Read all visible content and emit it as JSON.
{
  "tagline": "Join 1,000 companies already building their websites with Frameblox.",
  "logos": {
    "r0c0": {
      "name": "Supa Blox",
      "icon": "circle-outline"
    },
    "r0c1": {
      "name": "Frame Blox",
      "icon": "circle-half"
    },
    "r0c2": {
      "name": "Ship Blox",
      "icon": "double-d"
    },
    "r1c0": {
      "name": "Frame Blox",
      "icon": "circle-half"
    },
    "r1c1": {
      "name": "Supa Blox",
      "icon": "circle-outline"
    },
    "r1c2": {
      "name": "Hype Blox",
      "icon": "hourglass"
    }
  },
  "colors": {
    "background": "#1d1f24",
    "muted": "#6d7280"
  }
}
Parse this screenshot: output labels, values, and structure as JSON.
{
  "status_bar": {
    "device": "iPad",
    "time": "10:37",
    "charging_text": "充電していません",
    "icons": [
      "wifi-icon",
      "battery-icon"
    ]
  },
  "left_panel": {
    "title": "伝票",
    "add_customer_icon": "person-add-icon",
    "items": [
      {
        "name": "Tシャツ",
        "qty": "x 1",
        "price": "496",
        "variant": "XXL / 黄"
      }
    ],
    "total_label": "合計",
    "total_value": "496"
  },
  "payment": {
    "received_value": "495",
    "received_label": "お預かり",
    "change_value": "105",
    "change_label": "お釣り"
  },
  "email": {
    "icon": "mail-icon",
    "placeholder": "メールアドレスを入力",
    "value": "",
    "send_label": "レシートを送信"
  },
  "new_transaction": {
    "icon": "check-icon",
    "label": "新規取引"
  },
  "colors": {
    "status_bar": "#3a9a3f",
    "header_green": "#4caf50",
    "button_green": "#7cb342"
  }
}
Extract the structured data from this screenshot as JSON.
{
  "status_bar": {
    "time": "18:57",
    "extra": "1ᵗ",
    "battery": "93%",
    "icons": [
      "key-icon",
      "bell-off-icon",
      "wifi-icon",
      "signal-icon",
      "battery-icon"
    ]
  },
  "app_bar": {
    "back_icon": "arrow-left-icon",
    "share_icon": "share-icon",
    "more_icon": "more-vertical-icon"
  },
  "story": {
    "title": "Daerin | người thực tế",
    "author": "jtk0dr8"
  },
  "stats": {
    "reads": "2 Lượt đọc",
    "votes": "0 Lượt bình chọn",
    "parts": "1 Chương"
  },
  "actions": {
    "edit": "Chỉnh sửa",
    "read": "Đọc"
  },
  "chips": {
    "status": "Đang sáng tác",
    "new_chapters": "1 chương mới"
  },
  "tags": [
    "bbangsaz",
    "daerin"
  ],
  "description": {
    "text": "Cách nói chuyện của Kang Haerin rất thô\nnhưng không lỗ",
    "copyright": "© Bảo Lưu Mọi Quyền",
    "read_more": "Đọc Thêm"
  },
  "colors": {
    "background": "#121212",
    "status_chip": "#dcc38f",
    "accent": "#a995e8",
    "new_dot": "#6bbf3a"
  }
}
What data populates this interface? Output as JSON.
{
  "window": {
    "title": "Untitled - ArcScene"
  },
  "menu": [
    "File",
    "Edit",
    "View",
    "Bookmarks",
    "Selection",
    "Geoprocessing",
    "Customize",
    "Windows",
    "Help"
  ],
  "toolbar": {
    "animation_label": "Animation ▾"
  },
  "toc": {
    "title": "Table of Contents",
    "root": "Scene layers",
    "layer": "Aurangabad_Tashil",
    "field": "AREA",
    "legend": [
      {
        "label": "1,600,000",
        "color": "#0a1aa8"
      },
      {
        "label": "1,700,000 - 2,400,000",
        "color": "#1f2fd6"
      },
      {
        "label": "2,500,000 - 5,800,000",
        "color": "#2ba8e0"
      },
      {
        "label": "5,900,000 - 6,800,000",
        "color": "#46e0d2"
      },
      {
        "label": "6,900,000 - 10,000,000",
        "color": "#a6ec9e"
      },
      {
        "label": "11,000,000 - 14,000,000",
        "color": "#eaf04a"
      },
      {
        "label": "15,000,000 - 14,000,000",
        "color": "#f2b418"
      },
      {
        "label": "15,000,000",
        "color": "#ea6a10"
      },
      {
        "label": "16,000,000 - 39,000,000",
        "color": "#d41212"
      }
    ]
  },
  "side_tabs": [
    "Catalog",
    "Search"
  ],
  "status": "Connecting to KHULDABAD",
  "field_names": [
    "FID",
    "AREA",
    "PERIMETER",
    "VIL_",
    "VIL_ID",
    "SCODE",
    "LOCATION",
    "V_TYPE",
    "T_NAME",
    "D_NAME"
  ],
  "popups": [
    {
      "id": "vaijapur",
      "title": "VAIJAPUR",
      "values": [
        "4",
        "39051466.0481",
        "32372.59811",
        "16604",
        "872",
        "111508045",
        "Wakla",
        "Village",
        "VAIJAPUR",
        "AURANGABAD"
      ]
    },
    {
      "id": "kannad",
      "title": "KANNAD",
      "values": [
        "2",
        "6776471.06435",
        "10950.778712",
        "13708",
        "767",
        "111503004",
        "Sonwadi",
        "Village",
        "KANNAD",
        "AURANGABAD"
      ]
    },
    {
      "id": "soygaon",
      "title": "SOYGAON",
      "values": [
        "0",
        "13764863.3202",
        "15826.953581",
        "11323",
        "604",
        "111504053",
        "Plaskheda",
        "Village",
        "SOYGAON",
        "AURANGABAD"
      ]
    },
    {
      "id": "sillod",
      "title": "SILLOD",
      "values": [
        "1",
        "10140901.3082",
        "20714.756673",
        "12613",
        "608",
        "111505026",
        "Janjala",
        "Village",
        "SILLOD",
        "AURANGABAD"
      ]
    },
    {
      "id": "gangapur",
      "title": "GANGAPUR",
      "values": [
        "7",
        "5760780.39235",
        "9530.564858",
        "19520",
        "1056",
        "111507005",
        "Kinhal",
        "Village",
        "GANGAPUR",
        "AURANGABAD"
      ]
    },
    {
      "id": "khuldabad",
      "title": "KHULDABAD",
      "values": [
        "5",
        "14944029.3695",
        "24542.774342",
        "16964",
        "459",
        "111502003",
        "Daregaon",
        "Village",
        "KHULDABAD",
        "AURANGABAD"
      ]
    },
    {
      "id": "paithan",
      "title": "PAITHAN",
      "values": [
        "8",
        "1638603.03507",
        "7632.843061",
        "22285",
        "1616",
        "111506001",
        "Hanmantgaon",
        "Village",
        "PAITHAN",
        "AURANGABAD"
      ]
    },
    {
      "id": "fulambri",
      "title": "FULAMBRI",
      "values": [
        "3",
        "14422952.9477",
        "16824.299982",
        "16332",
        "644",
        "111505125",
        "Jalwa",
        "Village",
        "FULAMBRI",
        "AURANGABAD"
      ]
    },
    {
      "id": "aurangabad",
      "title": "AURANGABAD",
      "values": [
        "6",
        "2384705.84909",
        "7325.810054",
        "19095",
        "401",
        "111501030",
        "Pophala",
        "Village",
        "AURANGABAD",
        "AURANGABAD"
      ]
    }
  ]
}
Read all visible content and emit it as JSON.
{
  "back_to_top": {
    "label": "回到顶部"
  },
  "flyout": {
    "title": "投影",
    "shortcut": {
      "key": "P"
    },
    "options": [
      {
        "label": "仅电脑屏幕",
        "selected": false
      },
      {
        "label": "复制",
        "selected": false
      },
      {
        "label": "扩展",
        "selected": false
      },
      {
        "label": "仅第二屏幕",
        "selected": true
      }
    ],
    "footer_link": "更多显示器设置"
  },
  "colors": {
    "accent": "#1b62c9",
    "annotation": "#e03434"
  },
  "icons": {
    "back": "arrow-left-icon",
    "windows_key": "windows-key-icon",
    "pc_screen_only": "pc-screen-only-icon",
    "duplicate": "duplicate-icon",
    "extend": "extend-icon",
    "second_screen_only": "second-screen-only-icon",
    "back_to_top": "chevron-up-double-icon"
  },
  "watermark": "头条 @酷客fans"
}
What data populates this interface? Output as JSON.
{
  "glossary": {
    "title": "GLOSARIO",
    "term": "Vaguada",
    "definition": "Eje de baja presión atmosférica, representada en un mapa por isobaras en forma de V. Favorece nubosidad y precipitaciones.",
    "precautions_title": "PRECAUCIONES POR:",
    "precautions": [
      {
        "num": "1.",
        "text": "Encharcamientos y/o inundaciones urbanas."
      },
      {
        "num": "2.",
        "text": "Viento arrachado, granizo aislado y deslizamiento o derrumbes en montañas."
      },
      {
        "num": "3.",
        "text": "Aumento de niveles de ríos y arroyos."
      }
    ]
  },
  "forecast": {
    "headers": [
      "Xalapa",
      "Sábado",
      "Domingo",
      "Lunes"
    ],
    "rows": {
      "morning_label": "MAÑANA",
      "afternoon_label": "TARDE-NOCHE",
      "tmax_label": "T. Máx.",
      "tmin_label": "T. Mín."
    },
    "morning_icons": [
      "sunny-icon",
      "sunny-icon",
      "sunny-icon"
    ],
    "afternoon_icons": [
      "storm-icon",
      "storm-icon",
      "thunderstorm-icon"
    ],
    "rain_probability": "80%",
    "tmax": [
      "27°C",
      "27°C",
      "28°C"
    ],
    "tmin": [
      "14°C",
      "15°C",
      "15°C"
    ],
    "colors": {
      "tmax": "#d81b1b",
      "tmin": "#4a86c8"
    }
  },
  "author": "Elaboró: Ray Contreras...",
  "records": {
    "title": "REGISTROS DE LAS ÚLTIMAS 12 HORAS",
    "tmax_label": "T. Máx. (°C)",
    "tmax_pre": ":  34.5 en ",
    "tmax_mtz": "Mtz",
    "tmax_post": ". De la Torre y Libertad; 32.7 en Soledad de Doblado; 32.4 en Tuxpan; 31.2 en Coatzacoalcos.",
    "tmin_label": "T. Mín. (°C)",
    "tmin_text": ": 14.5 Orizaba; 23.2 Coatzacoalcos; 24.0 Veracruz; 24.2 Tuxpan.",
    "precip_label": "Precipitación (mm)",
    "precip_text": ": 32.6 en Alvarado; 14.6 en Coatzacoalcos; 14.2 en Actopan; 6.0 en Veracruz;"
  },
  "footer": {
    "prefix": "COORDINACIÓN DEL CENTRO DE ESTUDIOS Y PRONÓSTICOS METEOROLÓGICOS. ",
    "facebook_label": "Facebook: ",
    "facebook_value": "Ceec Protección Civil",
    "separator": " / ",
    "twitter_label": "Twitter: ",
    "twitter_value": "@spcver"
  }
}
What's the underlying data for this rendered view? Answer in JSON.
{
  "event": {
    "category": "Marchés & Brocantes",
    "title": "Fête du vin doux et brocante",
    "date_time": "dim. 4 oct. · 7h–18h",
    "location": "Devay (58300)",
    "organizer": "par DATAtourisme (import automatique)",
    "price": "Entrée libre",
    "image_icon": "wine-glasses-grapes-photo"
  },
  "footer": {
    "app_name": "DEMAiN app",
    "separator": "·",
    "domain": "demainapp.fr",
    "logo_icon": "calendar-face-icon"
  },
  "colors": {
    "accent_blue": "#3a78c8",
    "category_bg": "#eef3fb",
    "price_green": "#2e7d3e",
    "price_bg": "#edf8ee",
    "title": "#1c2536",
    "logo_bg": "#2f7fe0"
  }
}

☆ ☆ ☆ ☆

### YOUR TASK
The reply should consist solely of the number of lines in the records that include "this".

### ANSWER AREA
5